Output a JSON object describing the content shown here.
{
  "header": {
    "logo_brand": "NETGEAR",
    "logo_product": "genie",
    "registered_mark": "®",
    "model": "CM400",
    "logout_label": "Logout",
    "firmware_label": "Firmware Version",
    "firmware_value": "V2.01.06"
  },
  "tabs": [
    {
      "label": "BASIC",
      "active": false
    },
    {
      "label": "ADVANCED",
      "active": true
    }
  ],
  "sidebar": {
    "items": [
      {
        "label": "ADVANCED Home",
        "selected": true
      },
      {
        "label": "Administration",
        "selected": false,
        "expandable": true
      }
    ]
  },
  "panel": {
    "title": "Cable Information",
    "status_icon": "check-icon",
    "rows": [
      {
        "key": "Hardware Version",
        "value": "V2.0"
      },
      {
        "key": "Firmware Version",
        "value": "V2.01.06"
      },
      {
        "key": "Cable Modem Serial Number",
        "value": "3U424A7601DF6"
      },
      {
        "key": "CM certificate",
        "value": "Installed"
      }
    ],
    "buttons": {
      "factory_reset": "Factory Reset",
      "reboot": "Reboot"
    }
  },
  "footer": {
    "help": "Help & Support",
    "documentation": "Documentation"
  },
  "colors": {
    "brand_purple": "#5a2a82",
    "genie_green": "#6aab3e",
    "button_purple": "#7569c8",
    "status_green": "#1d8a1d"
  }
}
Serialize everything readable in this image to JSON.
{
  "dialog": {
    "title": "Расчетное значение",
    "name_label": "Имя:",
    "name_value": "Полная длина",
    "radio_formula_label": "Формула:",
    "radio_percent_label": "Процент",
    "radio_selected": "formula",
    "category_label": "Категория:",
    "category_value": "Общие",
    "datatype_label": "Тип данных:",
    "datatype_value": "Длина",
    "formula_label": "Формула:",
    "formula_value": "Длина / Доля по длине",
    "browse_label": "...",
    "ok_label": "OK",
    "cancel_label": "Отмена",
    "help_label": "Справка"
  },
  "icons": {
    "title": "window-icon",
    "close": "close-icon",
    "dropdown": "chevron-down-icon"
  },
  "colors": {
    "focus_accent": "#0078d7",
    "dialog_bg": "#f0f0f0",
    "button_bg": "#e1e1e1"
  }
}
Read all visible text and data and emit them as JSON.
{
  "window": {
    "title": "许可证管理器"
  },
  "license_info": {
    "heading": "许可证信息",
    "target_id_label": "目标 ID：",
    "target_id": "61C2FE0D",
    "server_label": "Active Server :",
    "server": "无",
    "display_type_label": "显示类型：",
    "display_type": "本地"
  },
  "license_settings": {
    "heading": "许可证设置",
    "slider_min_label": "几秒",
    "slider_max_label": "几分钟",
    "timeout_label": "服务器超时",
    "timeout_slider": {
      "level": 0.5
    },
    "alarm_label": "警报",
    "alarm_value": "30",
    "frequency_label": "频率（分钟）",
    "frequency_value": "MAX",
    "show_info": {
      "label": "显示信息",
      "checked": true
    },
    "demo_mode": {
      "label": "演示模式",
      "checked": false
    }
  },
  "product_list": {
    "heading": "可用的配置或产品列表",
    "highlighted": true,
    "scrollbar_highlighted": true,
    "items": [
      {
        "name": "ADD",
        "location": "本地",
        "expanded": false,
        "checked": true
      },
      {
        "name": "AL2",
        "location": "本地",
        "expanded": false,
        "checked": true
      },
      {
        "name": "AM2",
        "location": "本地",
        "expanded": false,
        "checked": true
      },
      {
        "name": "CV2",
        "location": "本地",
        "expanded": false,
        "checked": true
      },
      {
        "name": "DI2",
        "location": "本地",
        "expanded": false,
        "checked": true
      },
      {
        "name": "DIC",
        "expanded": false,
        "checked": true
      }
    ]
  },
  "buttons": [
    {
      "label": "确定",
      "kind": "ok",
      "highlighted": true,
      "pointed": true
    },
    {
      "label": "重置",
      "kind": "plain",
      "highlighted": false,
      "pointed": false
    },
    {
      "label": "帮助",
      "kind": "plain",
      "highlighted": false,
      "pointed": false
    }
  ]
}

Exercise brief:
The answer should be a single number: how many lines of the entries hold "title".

Written solution:
4